**EXTRACTED ENTRIES:**

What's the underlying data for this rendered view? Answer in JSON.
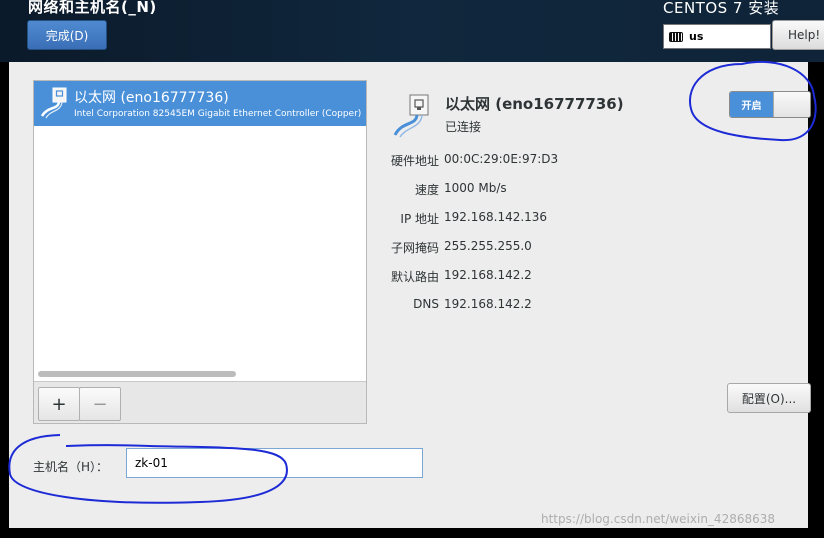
{
  "header": {
    "title": "网络和主机名(_N)",
    "done_label": "完成(D)",
    "install_title": "CENTOS 7 安装",
    "keyboard_layout": "us",
    "help_label": "Help!"
  },
  "device_list": {
    "items": [
      {
        "name": "以太网 (eno16777736)",
        "description": "Intel Corporation 82545EM Gigabit Ethernet Controller (Copper)",
        "selected": true
      }
    ],
    "add_label": "+",
    "remove_label": "−"
  },
  "detail": {
    "name": "以太网 (eno16777736)",
    "status": "已连接",
    "toggle_label": "开启",
    "toggle_on": true,
    "rows": [
      {
        "label": "硬件地址",
        "value": "00:0C:29:0E:97:D3"
      },
      {
        "label": "速度",
        "value": "1000 Mb/s"
      },
      {
        "label": "IP 地址",
        "value": "192.168.142.136"
      },
      {
        "label": "子网掩码",
        "value": "255.255.255.0"
      },
      {
        "label": "默认路由",
        "value": "192.168.142.2"
      },
      {
        "label": "DNS",
        "value": "192.168.142.2"
      }
    ],
    "config_label": "配置(O)..."
  },
  "hostname": {
    "label": "主机名（H）：",
    "value": "zk-01"
  },
  "watermark": "https://blog.csdn.net/weixin_42868638",
  "colors": {
    "accent": "#4a90d9",
    "annotation": "#1d2bd6"
  },
  "icons": [
    "ethernet-cable-icon",
    "keyboard-icon"
  ]
}
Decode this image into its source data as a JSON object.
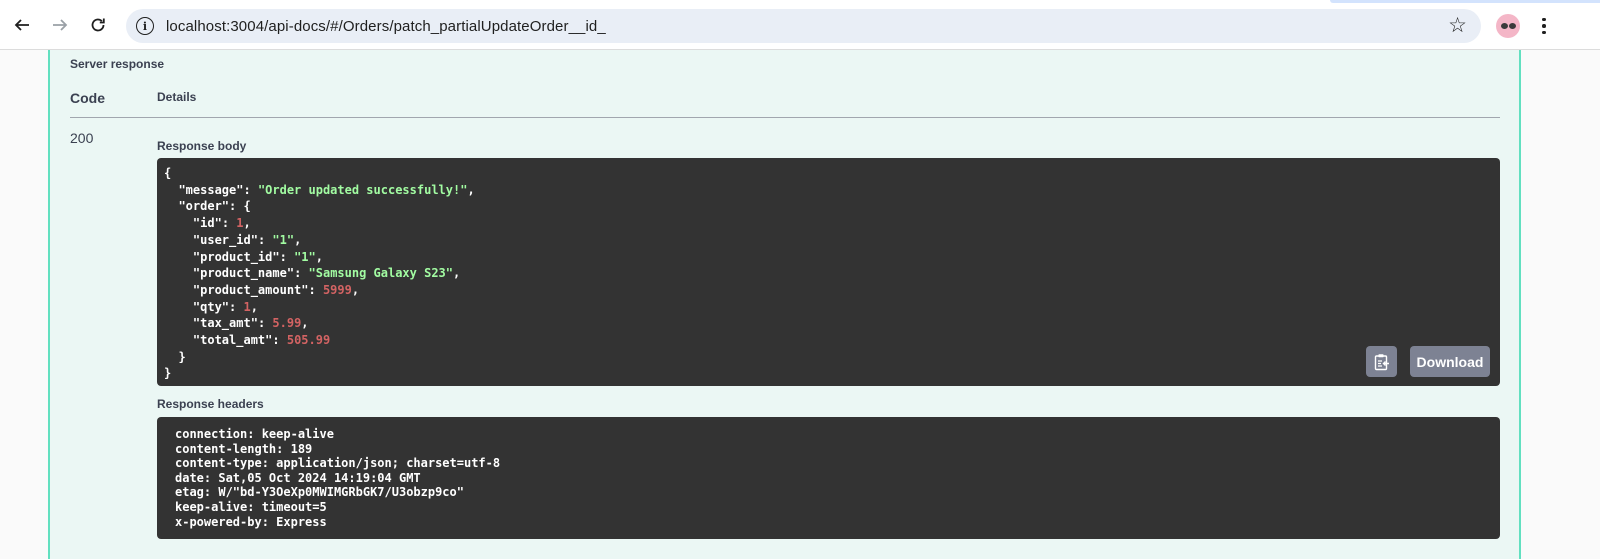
{
  "browser": {
    "url": "localhost:3004/api-docs/#/Orders/patch_partialUpdateOrder__id_",
    "back_icon": "arrow-left-icon",
    "forward_icon": "arrow-right-icon",
    "reload_icon": "reload-icon",
    "site_info_icon": "info-icon",
    "bookmark_icon": "star-icon",
    "menu_icon": "kebab-menu-icon"
  },
  "response": {
    "section_title": "Server response",
    "columns": {
      "code": "Code",
      "details": "Details"
    },
    "code": "200",
    "body_label": "Response body",
    "body": {
      "open": "{",
      "message_key": "\"message\"",
      "message_value": "\"Order updated successfully!\"",
      "order_key": "\"order\"",
      "order_fields": [
        {
          "key": "\"id\"",
          "value": "1",
          "type": "number"
        },
        {
          "key": "\"user_id\"",
          "value": "\"1\"",
          "type": "string"
        },
        {
          "key": "\"product_id\"",
          "value": "\"1\"",
          "type": "string"
        },
        {
          "key": "\"product_name\"",
          "value": "\"Samsung Galaxy S23\"",
          "type": "string"
        },
        {
          "key": "\"product_amount\"",
          "value": "5999",
          "type": "number"
        },
        {
          "key": "\"qty\"",
          "value": "1",
          "type": "number"
        },
        {
          "key": "\"tax_amt\"",
          "value": "5.99",
          "type": "number"
        },
        {
          "key": "\"total_amt\"",
          "value": "505.99",
          "type": "number"
        }
      ],
      "close_inner": "}",
      "close": "}"
    },
    "copy_icon": "clipboard-copy-icon",
    "download_label": "Download",
    "headers_label": "Response headers",
    "headers": [
      "connection: keep-alive",
      "content-length: 189",
      "content-type: application/json; charset=utf-8",
      "date: Sat,05 Oct 2024 14:19:04 GMT",
      "etag: W/\"bd-Y3OeXp0MWIMGRbGK7/U3obzp9co\"",
      "keep-alive: timeout=5",
      "x-powered-by: Express"
    ]
  },
  "colors": {
    "json_string": "#a2fca2",
    "json_number": "#d36363",
    "opblock_bg": "#ebf7f4",
    "opblock_border": "#62e0c0",
    "code_bg": "#333333",
    "button_bg": "#7d8293"
  }
}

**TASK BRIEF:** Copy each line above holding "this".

**TASK OUTPUT:**
What's the underlying data for this rendered view? Answer in JSON.
Decode this image into its source data as a JSON object.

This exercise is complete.